*** Opening Extracted information ***

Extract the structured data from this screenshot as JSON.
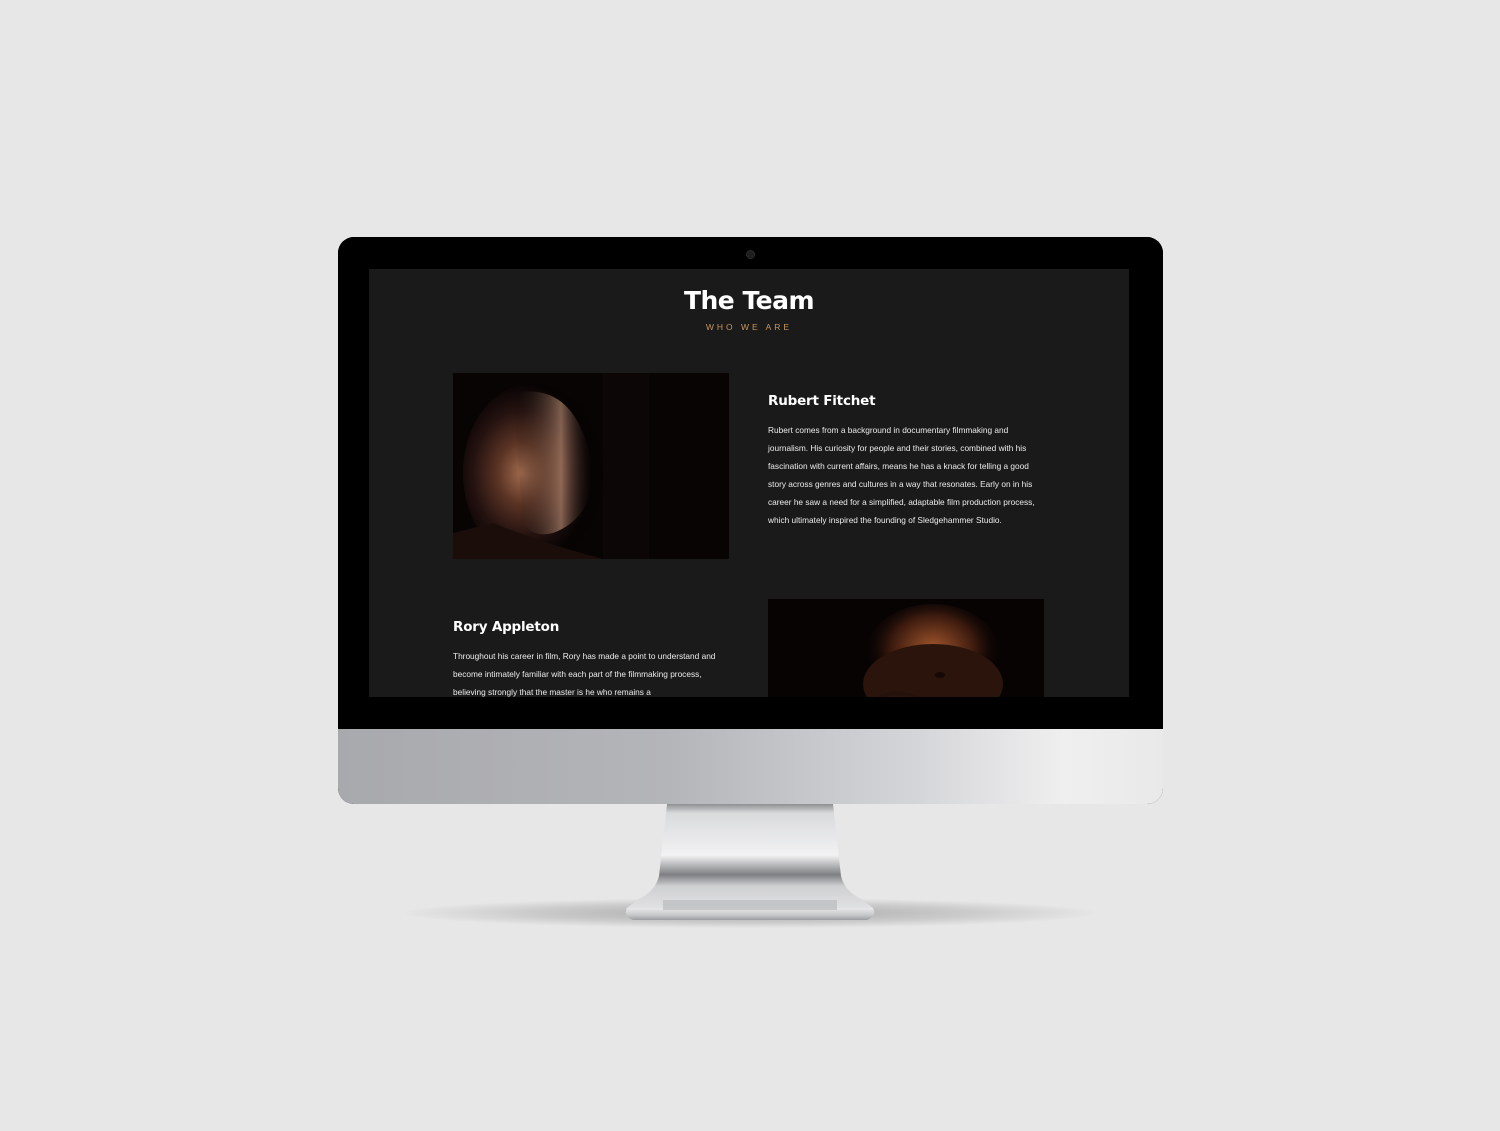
{
  "section": {
    "title": "The Team",
    "subtitle": "WHO WE ARE"
  },
  "members": [
    {
      "name": "Rubert Fitchet",
      "bio": "Rubert comes from a background in documentary filmmaking and journalism. His curiosity for people and their stories, combined with his fascination with current affairs, means he has a knack for telling a good story across genres and cultures in a way that resonates. Early on in his career he saw a need for a simplified, adaptable film production process, which ultimately inspired the founding of Sledgehammer Studio."
    },
    {
      "name": "Rory Appleton",
      "bio": "Throughout his career in film, Rory has made a point to understand and become intimately familiar with each part of the filmmaking process, believing strongly that the master is he who remains a"
    }
  ],
  "colors": {
    "background": "#e6e7e6",
    "screen": "#1a1a1b",
    "accent": "#c8955c",
    "text": "#ffffff"
  }
}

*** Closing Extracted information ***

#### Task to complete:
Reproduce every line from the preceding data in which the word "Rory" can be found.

#### Answer space:
      "name": "Rory Appleton",
      "bio": "Throughout his career in film, Rory has made a point to understand and become intimately familiar with each part of the filmmaking process, believing strongly that the master is he who remains a"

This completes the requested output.